2. Place frozen peas in a bowl to thaw while preparing the other two veggies. Preheat oven to 350 degrees.

3. Wash cauliflower well, removing core and leaves (use for soup stock). Slice 5-6 flowerettes to equal about 3 cups. Place in large bowl. Add washed, peeled and sliced sweet potatoes chunks and add to bowl.

4. Toss cauliflower and potatoes in 2 Tbl. oil and curry powder and place on a baking sheet that has been barely oiled with the remaining 1 Tbl.

5. Bake veggies for about 15 minutes or until veggies can be pierced with a fork, then place on broil for one or two minutes, being careful not to burn them. Shut off oven and add peas that are thawing. The residual heat should be enough to thaw them completely.

6. Place veggies on a platter and pour cashew creme heating on stove. (Use about 1/2) Or place the cashew creme on the platter and put veggies on top.

* Unless you happen to work in a cashew plant or pick cashew apples, it’s unlikely you’ll encounter completely raw cashews. The so-called raw cashews sold in natural food stores are not exactly raw, but instead are steamed. It is the case that the double shell surrounding the raw cashew, which is technically a seed and not a nut, contains urushiol, a resin that can create significant skin rashes, and can be toxic when ingested.

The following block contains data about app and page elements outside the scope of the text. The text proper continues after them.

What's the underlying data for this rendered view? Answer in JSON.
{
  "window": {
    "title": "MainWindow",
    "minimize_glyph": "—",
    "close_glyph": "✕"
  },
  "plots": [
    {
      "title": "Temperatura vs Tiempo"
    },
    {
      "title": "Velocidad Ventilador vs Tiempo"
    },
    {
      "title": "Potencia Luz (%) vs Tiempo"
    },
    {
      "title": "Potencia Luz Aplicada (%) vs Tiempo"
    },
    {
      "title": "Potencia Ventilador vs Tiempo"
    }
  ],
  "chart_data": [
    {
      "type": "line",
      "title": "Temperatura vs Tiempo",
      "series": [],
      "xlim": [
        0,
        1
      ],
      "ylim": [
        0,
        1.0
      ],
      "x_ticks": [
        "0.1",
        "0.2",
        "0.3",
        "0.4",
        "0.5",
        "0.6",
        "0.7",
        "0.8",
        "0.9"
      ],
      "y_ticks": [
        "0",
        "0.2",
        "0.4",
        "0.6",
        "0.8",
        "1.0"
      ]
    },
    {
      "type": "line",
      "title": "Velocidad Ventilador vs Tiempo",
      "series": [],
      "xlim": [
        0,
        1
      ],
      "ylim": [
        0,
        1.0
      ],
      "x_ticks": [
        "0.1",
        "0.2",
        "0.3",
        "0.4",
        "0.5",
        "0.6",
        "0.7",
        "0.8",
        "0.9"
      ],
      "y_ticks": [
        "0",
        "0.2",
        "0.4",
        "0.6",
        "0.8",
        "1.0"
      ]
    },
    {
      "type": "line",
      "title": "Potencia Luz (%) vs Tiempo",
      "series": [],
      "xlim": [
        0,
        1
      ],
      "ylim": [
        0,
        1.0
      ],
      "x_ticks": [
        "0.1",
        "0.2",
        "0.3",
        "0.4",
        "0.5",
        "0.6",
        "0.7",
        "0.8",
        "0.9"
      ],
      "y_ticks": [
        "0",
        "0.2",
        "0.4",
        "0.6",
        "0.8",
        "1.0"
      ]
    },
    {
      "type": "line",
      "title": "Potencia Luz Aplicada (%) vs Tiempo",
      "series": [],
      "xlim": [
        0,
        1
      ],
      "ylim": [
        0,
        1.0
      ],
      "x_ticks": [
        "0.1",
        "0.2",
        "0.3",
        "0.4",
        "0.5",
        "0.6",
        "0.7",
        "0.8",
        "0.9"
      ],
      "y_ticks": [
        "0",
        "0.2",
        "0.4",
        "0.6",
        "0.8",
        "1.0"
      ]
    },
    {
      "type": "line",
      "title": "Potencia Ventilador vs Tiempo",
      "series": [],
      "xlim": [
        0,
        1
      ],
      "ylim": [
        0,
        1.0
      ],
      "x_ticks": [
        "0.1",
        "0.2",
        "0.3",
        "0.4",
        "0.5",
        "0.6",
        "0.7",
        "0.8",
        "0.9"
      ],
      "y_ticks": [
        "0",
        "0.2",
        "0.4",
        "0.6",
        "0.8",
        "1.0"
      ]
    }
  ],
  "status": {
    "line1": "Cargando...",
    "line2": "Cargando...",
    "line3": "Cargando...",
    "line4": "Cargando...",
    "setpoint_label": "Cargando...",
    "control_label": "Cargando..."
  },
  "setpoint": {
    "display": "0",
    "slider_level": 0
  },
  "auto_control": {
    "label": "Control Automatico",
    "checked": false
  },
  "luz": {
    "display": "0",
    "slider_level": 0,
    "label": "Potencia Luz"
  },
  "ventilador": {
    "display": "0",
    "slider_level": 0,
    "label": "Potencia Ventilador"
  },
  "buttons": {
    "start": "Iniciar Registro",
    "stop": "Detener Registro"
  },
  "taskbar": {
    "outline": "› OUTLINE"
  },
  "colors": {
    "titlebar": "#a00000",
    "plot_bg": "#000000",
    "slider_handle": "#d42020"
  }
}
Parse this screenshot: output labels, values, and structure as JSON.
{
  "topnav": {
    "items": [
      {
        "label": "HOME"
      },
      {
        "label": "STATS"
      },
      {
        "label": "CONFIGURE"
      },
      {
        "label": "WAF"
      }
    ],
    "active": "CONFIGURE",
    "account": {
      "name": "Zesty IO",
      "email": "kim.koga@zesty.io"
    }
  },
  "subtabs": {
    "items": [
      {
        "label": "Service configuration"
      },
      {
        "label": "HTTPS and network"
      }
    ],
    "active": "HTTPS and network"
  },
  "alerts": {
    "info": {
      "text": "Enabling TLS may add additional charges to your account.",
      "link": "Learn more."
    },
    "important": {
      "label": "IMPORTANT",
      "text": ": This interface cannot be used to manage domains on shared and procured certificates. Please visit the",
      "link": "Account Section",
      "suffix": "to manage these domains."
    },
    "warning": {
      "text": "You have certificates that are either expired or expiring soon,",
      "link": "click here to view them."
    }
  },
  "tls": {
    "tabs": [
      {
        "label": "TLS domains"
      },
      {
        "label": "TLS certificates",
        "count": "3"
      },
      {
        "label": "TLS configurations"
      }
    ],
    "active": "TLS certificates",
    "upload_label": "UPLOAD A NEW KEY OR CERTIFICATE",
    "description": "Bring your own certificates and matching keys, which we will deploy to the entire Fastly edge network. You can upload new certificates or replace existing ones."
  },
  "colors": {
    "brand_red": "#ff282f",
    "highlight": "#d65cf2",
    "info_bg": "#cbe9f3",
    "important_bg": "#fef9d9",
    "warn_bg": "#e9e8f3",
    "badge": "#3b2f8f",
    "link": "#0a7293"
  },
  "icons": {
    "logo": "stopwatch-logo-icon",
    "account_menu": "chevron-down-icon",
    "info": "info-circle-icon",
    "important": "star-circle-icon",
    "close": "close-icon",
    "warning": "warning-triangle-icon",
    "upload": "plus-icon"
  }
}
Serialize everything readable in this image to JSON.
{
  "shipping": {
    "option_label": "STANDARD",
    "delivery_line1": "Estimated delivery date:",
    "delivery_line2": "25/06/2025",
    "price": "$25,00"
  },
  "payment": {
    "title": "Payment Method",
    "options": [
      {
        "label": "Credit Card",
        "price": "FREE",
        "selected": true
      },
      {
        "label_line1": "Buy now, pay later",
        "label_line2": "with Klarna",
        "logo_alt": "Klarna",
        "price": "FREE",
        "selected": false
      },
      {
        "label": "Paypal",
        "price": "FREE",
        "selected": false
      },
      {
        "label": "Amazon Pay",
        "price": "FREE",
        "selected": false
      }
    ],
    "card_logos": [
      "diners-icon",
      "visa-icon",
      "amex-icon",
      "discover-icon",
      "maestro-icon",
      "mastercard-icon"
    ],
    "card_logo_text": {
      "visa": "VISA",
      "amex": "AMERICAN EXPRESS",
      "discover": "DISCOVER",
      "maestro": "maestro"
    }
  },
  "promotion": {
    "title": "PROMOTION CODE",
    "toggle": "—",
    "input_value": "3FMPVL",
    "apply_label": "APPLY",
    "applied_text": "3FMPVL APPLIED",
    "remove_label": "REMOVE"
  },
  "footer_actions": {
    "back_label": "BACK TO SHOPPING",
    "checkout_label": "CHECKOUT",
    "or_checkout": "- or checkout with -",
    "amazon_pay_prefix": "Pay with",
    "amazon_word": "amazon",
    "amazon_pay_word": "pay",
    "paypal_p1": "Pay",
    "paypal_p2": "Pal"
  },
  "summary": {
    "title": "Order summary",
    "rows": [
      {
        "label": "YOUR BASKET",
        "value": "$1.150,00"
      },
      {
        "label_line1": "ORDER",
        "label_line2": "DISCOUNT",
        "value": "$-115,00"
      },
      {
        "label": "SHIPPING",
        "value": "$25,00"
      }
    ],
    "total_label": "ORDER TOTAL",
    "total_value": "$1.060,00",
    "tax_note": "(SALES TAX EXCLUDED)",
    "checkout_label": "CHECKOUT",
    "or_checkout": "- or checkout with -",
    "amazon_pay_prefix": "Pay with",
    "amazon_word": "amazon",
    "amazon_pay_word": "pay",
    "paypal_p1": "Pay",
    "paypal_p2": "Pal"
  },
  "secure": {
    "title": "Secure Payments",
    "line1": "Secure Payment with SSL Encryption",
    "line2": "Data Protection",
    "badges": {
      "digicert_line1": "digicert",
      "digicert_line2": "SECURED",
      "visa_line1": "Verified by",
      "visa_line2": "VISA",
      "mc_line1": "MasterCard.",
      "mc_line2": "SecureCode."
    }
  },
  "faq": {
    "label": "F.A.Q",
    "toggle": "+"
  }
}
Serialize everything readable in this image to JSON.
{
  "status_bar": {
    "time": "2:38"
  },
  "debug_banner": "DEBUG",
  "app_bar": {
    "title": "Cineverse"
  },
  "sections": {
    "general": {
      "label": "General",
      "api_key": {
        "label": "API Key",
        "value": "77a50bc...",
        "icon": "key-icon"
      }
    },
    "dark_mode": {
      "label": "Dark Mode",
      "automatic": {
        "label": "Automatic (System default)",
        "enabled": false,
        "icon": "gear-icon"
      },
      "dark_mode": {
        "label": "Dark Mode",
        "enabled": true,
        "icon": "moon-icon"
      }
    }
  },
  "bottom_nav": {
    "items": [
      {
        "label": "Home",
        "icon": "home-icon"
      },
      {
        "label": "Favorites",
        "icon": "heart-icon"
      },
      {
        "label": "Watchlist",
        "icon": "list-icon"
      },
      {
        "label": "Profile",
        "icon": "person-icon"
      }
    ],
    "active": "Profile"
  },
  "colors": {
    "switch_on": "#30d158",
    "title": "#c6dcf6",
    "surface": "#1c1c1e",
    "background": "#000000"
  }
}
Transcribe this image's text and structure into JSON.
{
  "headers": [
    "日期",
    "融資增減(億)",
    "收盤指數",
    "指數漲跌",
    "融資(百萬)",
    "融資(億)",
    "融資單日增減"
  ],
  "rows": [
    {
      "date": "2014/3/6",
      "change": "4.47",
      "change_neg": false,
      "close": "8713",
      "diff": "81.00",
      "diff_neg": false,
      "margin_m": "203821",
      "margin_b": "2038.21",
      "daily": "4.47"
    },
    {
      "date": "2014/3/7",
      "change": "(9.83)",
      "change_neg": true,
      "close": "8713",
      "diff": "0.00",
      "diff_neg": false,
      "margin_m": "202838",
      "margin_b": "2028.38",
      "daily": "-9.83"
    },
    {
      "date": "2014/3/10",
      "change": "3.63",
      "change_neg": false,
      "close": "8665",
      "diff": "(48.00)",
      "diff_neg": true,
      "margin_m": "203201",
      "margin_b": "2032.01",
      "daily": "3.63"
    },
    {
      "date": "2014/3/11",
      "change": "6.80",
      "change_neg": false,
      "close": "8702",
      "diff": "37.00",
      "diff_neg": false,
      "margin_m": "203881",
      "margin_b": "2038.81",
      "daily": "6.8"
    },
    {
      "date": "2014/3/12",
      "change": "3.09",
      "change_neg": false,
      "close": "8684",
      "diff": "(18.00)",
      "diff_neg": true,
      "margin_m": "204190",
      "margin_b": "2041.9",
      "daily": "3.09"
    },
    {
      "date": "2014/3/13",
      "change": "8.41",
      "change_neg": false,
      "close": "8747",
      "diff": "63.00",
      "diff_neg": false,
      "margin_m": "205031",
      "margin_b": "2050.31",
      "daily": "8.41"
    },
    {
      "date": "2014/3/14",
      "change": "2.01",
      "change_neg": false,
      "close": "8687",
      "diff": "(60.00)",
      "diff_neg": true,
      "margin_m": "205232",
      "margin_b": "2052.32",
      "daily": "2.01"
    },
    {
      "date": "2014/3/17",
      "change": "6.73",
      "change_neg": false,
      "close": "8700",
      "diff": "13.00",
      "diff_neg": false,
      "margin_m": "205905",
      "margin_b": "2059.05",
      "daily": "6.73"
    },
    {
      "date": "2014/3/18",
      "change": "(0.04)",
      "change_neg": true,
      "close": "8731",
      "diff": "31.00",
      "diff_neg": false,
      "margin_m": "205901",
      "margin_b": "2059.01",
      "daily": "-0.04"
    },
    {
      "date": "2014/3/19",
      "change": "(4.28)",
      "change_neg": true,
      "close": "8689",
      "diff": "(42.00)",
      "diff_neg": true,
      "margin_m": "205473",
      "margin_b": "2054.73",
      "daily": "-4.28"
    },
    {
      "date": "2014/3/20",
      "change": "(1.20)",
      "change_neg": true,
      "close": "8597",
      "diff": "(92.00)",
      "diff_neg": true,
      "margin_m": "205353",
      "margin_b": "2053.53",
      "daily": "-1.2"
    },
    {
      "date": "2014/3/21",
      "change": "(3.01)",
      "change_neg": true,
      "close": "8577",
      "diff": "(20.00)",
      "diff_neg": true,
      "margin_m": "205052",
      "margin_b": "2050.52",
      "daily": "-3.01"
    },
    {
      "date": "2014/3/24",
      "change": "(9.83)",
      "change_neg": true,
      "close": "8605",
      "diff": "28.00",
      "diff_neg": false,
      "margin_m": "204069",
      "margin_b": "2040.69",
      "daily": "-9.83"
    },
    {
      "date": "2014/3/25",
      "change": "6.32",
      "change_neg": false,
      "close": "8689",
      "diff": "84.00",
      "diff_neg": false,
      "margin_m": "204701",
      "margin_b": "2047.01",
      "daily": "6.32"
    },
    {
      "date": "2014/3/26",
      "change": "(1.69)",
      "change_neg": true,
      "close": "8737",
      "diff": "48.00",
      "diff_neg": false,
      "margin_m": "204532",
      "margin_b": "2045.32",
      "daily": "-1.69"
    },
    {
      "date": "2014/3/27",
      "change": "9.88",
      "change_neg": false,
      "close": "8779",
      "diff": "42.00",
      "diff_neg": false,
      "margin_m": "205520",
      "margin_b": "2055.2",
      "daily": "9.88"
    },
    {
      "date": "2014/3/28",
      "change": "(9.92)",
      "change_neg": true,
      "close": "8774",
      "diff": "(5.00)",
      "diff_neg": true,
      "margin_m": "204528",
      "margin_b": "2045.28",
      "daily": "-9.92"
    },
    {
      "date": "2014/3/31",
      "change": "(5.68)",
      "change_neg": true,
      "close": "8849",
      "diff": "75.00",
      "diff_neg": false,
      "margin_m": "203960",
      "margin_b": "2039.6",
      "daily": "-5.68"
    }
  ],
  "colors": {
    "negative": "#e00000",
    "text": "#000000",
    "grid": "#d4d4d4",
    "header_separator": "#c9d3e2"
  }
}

Urushiol is the same chemical found in poison ivy, and it is present on the leaves of the cashew tree as well as in the raw cashew shell. Processing raw cashews can be a laborious and nightmarish ordeal, and people who work in cashew processing plants tend to exhibit greater allergies to cashew shells over time. There is a high incidence of skin rashes among people who either harvest or process raw cashews. Greater sensitivity to urushiol can lead to extreme allergic reaction when raw cashews are ingested, and anyone allergic to poison ivy could potentially have a fatal reaction to eating true raw cashews. (Source: